For me, it wasn’t an option.
Part of the reason is that TekSavvy buys its bandwidth from Rogers, and the transfer process – which I understand is relatively simple and conducted remotely – is done by Rogers. No trucks sent to your house, no cut lines, no holes in your walls. All TekSavvy does is couriers you a new modem ($75-$90), if you need one, though you can buy your own
, which is an option that’s not available to Rogers customers.
Note: As various commenters have pointed out and as Rogers has just confirmed, you
can buy your own modem for Rogers Hi-Speed, though the modem must be approved, for which Rogers says there is a process.
The other part of the reason is that if I had returned the equipment I would have been without Internet access for more than a week. TekSavvy requires at least seven days advance notice for new hookups. That makes sense. But here’s the rub: TekSavvy – at the insistence of Rogers – will not schedule the transfer until the account is closed.
So I was stuck – cancel everything and go a week without Internet access, or stew for a month because company A can’t connect until company B says it’s okay.
During the stewing process, I communicated with someone from Rogers’ Office of the President. Although I identified myself as Globe Technology’s editor, I didn’t tell the person I might use his correspondence in an article, so I won’t identify or quote him. But he essentially said Rogers has made exceptions in the past based on a customer’s situation and he wrote that if TekSavvy were able to secure an earlier installation date, then Rogers could expedite the transfer.
TekSavvy said that while it sounded like a swell idea, it has been directed by Rogers not to put in transfer orders without a cancellation date already in the books.
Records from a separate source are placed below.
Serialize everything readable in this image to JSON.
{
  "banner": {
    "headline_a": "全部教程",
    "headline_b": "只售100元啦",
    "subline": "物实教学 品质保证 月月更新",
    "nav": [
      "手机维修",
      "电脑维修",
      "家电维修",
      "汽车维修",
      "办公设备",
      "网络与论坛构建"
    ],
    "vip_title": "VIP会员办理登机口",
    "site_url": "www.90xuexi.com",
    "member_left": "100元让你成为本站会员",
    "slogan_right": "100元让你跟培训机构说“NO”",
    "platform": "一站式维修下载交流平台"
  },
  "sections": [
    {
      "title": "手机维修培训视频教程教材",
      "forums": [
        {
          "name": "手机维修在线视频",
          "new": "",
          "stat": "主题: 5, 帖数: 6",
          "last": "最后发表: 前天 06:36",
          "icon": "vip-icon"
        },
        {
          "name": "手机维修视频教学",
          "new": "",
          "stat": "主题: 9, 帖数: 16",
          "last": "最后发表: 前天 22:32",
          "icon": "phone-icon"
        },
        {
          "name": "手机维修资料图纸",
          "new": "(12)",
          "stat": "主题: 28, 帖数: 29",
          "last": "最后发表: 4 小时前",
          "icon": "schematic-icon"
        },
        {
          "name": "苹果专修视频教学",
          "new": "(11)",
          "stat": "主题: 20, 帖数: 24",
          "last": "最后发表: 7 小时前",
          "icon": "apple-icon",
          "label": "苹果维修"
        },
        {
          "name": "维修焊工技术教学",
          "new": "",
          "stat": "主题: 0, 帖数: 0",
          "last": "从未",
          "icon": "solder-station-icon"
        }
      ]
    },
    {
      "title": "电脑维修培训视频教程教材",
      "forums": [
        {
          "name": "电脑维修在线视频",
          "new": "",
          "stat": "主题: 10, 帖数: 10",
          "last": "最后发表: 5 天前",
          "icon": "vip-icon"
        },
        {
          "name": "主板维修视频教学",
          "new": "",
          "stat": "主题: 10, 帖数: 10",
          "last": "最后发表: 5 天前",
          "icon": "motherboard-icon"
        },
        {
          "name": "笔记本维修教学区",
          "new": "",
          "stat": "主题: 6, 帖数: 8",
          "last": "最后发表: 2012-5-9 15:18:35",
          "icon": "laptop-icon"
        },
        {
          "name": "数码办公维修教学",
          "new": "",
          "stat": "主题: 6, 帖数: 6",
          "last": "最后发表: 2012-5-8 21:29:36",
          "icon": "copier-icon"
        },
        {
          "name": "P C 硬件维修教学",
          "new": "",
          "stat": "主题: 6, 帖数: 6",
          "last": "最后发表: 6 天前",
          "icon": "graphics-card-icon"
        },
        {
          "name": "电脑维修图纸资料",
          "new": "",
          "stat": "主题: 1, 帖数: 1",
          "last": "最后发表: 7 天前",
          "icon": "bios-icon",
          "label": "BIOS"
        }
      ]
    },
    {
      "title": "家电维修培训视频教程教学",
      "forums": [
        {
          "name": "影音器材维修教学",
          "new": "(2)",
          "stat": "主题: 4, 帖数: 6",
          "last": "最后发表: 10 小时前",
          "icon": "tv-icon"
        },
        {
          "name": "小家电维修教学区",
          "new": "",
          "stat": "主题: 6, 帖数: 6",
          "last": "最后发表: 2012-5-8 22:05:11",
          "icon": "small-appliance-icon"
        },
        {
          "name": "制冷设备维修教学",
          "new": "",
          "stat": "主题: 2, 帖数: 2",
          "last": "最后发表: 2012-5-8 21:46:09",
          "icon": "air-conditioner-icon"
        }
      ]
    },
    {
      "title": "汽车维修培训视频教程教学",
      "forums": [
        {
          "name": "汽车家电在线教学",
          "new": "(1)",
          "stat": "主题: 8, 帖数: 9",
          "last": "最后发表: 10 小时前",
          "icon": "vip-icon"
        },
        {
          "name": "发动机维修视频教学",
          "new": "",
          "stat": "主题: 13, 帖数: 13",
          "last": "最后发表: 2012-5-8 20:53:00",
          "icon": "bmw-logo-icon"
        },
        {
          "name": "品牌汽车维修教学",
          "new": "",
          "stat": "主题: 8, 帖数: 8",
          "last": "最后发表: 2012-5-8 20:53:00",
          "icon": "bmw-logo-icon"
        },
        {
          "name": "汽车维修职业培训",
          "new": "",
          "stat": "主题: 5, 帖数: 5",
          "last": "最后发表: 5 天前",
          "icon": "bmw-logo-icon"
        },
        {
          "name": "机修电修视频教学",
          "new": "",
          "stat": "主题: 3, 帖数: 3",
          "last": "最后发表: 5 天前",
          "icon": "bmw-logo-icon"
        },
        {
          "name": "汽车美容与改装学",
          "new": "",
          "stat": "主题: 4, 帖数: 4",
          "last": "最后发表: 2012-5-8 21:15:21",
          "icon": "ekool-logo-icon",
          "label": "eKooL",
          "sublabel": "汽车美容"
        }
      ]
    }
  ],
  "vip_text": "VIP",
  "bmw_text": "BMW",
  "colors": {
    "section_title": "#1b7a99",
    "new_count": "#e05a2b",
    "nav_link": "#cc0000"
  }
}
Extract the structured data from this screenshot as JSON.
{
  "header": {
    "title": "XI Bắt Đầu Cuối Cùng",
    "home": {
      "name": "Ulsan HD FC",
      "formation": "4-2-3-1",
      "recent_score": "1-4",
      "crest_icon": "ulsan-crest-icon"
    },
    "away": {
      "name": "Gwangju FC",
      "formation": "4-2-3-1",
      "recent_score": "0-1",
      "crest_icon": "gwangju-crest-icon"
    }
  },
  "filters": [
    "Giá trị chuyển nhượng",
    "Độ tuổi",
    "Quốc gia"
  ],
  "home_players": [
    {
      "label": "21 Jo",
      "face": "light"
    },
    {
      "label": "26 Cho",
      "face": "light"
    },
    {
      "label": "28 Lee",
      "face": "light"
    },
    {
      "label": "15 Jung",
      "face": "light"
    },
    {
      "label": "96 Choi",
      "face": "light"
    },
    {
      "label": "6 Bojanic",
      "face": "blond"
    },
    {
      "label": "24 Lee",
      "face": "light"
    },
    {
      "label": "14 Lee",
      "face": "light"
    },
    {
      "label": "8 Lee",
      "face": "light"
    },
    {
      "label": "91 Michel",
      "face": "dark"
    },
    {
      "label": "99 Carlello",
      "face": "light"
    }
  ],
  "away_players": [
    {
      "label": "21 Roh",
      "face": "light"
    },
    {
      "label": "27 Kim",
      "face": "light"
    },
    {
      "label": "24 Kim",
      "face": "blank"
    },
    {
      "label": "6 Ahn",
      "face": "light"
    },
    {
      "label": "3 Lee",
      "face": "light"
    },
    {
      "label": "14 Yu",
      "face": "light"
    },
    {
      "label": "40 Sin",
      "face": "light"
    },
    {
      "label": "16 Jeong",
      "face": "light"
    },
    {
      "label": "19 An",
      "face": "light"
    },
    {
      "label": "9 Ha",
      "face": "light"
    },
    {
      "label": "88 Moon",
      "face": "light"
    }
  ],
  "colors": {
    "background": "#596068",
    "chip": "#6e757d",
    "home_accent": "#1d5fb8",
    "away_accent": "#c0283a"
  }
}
A TekSavvy rep said there have been many issues in the past when it was handled otherwise. The he-said, she-said continued, and then communication from Rogers stopped and I figured I’d have to wait.
To be fair, it wasn’t really a hardship. My Extreme Plus has been fine. It’s fast and reliable and it has a relatively high data cap compared with Canadian standards, even though on two occasions I’ve tripped the data line and incurred overage fees. Whatever. It’s done now.
So what am I going to do with my unlimited Internet cap?
I mentioned in Part 1 that my household reconnected Netflix after getting an over-the-air antenna. I can now bump up the Netflix video settings and stream programs at the highest quality rather than dialling it down so it uses less bandwidth. We can also watch Xbox programming. Microsoft has agreements that Netflix doesn’t, so together the choices for movies and programs are a little better.
And there are more over-the-top services out there, accessible through devices such as Apple TV and Boxee, and I suspect there will be more in the future that do not hinge on being a customer of Company X. It never ceases to amaze me how disruptive the Internet can be to traditional businesses and practices. Companies that are unwilling to use disruptive technology in their favour put themselves at a disadvantage. As business models make delivering content online profitable, I have little doubt that content creators will continue to bypass traditional delivery methods in favour of direct-to-consumer methods.
And why not? As a consumer, I’m tired of having to buy a whole package of things just so I can get the small percentage of selections I want.